Corporate management habits have helped me here: I believe that if you do not give the tools to succeed then you have assured failure. To that end, I set my babies up to win: We go very early to dinner or at lunchtime, I call ahead and warn the captain that I am bringing young children who are learning their manners and that I would love to sit in a quiet corner.
I bring distractions and things to make the event special: Small books, little coloring tablets and so on.
And I do not leave without my daughter's tiny precious porcelain tea cup and saucer. Then, every event is a "tea party" for her and it makes everything very much more wonderful for she and us.
She can absolutely dress up her favorite doll and bring her to the table to have her own chair. Why not? At my favorite restaurant there is a woman who eats on the terrace every Saturday evening with her dog in the chair next to her, and he has his own plate. Why not bring a doll or toy as long as they do not make noise (bark or drool)?
My babies are young: Two and a half and six months. Still, the older has dined successfully in some wonderful restaurants which I would not say are particularly kid-friendly. My younger Daughter comes along too, she is a very easy baby and loves everything, so no problem there. I cannot speak for a difficult baby as I have not had one.
I do not believe in spending a ton of money to eat out (I am old-world cheap, not frugal, to be clear) but I like to be out, experience things and gain culture, and my girls need to be well-mannered citizens of the world. To that end we do something of this nature every week without fail.
There is a little tea room nearby which we love and which welcomes children happily. They make everything perfect for them: A pot of tea and a scone costs about $4.00 and has been great manners practice.
We step it up to lunch or dinner whenever life allows. Sometimes Josh can be there, which is critical for them because they need to be aware of gentleman's manners also, but he works a great deal and consequently, much of this task has been mine (which is not a hardship).
I have learned little tricks to make the experience more exciting for my Daughter. In better restaurants, I ask them to fill a teapot with water and bring it to the table and my Daughter has her own tea party for lunch or dinner while we dine together. She loves a tea party, anywhere, anytime.
She needs to practice with everything on the table and we help her deal carefully with glasses and all the items there (see below). Only knives are prohibited. We reinforce the message that objects on a dining table are tools and not toys; in order to learn to use them she is allowed to deal with everything herself under our watchful eyes.

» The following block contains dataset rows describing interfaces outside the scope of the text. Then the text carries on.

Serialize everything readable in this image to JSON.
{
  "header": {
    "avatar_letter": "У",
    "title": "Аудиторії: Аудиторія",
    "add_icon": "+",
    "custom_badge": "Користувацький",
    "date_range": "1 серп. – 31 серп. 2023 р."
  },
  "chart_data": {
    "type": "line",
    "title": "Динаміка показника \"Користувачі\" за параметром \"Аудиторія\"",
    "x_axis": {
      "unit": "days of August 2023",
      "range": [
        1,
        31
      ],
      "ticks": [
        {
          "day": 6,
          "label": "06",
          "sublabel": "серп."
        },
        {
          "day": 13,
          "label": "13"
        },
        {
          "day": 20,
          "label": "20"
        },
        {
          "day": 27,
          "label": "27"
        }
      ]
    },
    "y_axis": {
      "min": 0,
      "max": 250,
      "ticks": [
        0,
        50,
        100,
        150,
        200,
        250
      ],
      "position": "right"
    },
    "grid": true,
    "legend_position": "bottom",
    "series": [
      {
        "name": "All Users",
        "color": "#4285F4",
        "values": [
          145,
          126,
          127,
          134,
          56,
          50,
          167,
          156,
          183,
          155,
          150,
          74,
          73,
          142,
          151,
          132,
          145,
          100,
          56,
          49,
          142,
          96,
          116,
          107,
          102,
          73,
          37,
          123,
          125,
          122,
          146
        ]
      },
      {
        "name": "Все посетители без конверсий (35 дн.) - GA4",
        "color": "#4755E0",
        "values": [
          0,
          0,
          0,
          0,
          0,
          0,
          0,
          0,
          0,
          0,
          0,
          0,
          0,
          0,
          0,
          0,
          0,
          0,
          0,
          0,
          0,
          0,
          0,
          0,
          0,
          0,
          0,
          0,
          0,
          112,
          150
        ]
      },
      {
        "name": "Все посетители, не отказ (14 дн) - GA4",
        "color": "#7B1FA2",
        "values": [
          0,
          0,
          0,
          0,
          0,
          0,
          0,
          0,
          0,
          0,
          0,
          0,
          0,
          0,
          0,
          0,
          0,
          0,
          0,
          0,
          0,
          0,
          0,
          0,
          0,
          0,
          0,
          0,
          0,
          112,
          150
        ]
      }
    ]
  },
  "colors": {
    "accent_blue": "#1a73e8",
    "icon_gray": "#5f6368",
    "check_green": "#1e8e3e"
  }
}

I remove only the knife from her place setting and she otherwise can use both a spoon and fork because her place is set with them at all meals at home as well.
When we are out, things need to be special to keep her attention, she is allowed to have treats and fun food and all the rules of organics are suspended.
It is great that they make hamburgers for children in good dining rooms now! When my parents went through this process with my Brother and I, we were constantly disappointed by the choices for us; all very serious food, nothing we would love to eat. Consequently, the experience was not as much fun as it could have been. But there was always dessert.
This time is about joy, not restrictions or label reading (you cannot do that in someone's home or a restaurant - at the moment - anyway, right?).
Disasters? We have had plenty of spills, stains, and tears but all of those things have reduced since the beginning. And the restaurants have been duly warned in order to project against permanent issues.
Delicious, kid friendly food, a little lightheartedness, and some space between us and the next table of diners have helped to make etiquette practice painless for all of us. Happy Mama...
(Ooops, did I forget to tell you I had cut all my hair off? What do you think? I kind of miss my long luxurious locks!)
and Happy babies. because I have also learned to try to be sure there is room for spontaneous tap dancing: Because sometimes you gotta dance!
Will you share some advice on teaching manners to children for this Workshop?